A commercially available skull-and–cervical spine model was adapted for SRS using the Leksell Gamma Knife Perfexion. The Leksell Coordinate Frame G was attached to the model, and both CT and fluoroscopic imaging were performed to determine the potential for target deviation at standard Gamma Knife treatment angles of 70°, 90°, and 110°. In addition, target deviations observed at various heights of the patient positioning table were analyzed using a pair of orthogonal fluoroscopic images obtained at a standard 90° gamma angle and compared with target position as it relates to a reference bed height of 4.5 cm.

Results

An examination of multiple radiopaque targets embedded in or affixed to the model showed target deviations ranging from as low as 3.53 mm at the medial occiput–C1 junction to 15.56 mm at the C3–4 level during 70° extension. Target deviations at 110° flexion relative to targets on a 90° CT scan included deviations ranging from 0.58 mm at the medial occiput–C1 junction to 13.32 mm at the medial C3–4 level.

Relative to targets observed at the Perfexion table height of 4.5 cm, target deviation at a table height of 3 cm varied from 0.44 to 5.26 mm. At a table height of 5.5 cm, target deviation varied from 0.44 to 3.60 mm, and at a maximum height of 5.8 cm, target deviation varied from 0.62 to 4.30 mm.

Conclusions

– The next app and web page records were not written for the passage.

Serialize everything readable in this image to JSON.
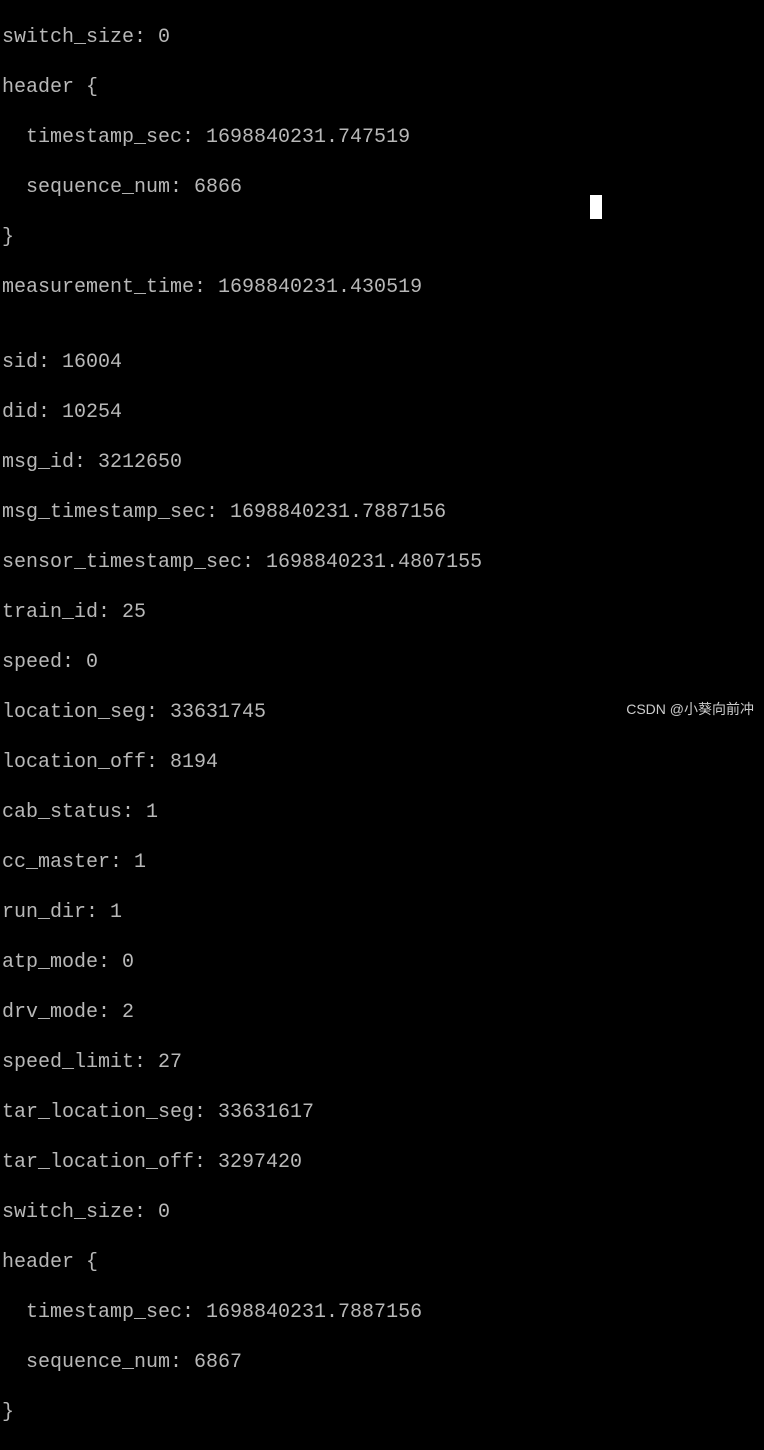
{
  "lines": {
    "l0": "switch_size: 0",
    "l1": "header {",
    "l2": "  timestamp_sec: 1698840231.747519",
    "l3": "  sequence_num: 6866",
    "l4": "}",
    "l5": "measurement_time: 1698840231.430519",
    "l6": "",
    "l7": "sid: 16004",
    "l8": "did: 10254",
    "l9": "msg_id: 3212650",
    "l10": "msg_timestamp_sec: 1698840231.7887156",
    "l11": "sensor_timestamp_sec: 1698840231.4807155",
    "l12": "train_id: 25",
    "l13": "speed: 0",
    "l14": "location_seg: 33631745",
    "l15": "location_off: 8194",
    "l16": "cab_status: 1",
    "l17": "cc_master: 1",
    "l18": "run_dir: 1",
    "l19": "atp_mode: 0",
    "l20": "drv_mode: 2",
    "l21": "speed_limit: 27",
    "l22": "tar_location_seg: 33631617",
    "l23": "tar_location_off: 3297420",
    "l24": "switch_size: 0",
    "l25": "header {",
    "l26": "  timestamp_sec: 1698840231.7887156",
    "l27": "  sequence_num: 6867",
    "l28": "}"
  },
  "watermark": "CSDN @小葵向前冲"
}
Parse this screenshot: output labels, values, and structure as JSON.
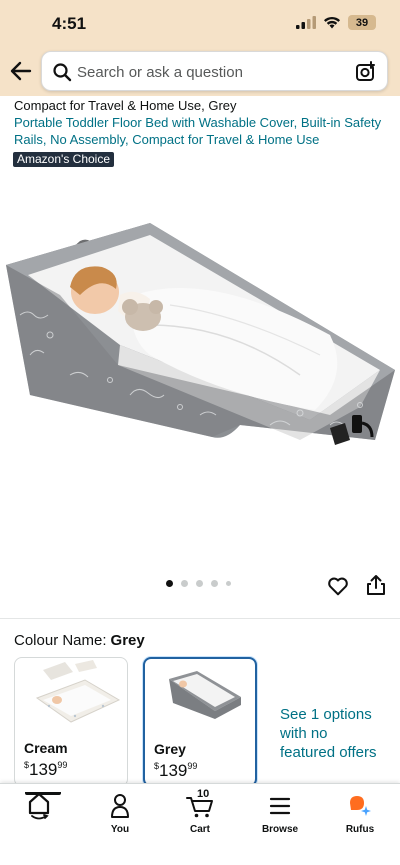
{
  "status_bar": {
    "time": "4:51",
    "battery": "39"
  },
  "search": {
    "placeholder": "Search or ask a question"
  },
  "product": {
    "title_fragment": "Compact for Travel & Home Use, Grey",
    "subtitle": "Portable Toddler Floor Bed with Washable Cover, Built-in Safety Rails, No Assembly, Compact for Travel & Home Use",
    "badge": "Amazon's Choice",
    "image_dots": {
      "count": 5,
      "active_index": 0
    }
  },
  "colour": {
    "label": "Colour Name:",
    "selected": "Grey",
    "options": [
      {
        "name": "Cream",
        "currency": "$",
        "price_whole": "139",
        "price_fraction": "99",
        "selected": false
      },
      {
        "name": "Grey",
        "currency": "$",
        "price_whole": "139",
        "price_fraction": "99",
        "selected": true
      }
    ],
    "see_options": "See 1 options with no featured offers"
  },
  "nav": {
    "items": [
      {
        "label": "",
        "icon": "home-icon",
        "active": true
      },
      {
        "label": "You",
        "icon": "person-icon"
      },
      {
        "label": "Cart",
        "icon": "cart-icon",
        "count": "10"
      },
      {
        "label": "Browse",
        "icon": "menu-icon"
      },
      {
        "label": "Rufus",
        "icon": "rufus-icon"
      }
    ]
  },
  "colors": {
    "header_bg": "#f5e2c8",
    "link": "#007185",
    "badge_bg": "#232f3e",
    "selected_border": "#2162a1",
    "rufus_orange": "#ff6d1f",
    "rufus_blue": "#4aa3ff"
  }
}
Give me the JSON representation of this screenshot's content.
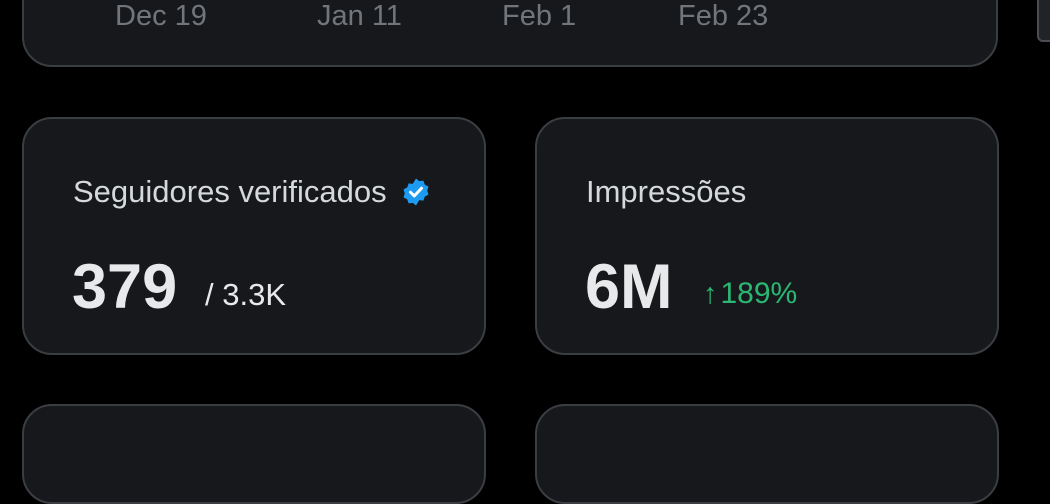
{
  "chart": {
    "x_tick_labels": [
      "Dec 19",
      "Jan 11",
      "Feb 1",
      "Feb 23"
    ]
  },
  "stats": {
    "verified_followers": {
      "title": "Seguidores verificados",
      "value": "379",
      "total": "/ 3.3K",
      "badge_icon": "verified-badge-icon",
      "badge_color": "#1d9bf0"
    },
    "impressions": {
      "title": "Impressões",
      "value": "6M",
      "delta_arrow": "↑",
      "delta": "189%",
      "delta_color": "#2bb673"
    }
  },
  "colors": {
    "background": "#000000",
    "card": "#16181c",
    "card_border": "#3a3d42"
  }
}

Target deviation grossly exceeded clinical tolerance and was greater the farther the distance between the cranial base and the cervical spine target. Simple and reproducible methods that allow SRS centers to immobilize the patient's cervical spine using the currently available model G head frame are necessary to increase the range of targets that can be treated safely using the Leksell Gamma Knife Perfexion.